Renowned Braun industrial designer Dieter Rams says that the future of design is creating products that are more sustainable and less problematic for the environment. "We have to move away from the throwaway habit," Rams says, according to FastCo Design. "Things can, and must, last longer. They must be designed so that they can be reused." Rams is bothered by what he calls the production of arbitrary and thoughtless products and says that designers must take into account the protection of "not only our personal environment, but also our cities and our resources."
"Otherwise I’m not sure what the future of our planet will be."
"That is the future of design, to take more care of these basic elements," Rams says. "Otherwise I’m not sure what the future of our planet will be."
The interview with Rams, excerpted in FastCo, was done in 2008 but is only now being published in full. It comes from the director behind the design documentaries Helvetica, Objectified, and Urbanized, who says that he recorded over 100 hours of conversations with great designers and other minds in the design world, including Jony Ive, Marc Newson, Massimo Vignelli, Tobias Frere-Jones, and Paola Antonelli. Naturally, most of those interviews didn't make it into his films, so they're being collated into a book that seems like it could be a treasure trove for design lovers. The book was released last month.
In the excerpt, Rams frequently comes back to the point of sustainability. He remarks that he always strove to make "products that don’t age prematurely, which won’t become out of style." For Rams, that's an integral part of longevity — not simply making a product that can physically last, but one that can stylistically last.

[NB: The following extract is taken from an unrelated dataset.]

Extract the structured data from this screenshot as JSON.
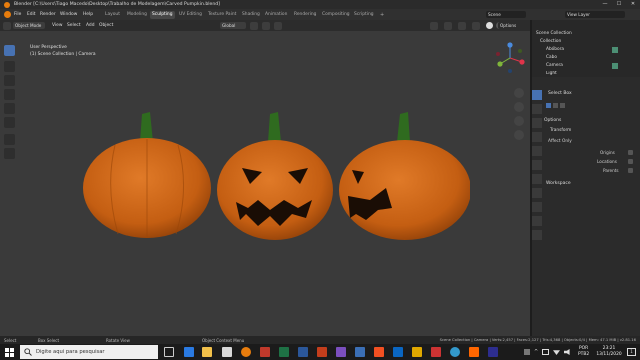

He also says that he'd like to see more design work specifically in the environmental sector, better integrating solar tech into architecture.
Rams interest in sustainability goes so far that he says he wouldn't be a product designer if he could do it over again, suggesting he'd rather work to improve the environment. "I believe, in the future," he says, "it will be less important to have many things and more important to exercise care about where and how we live."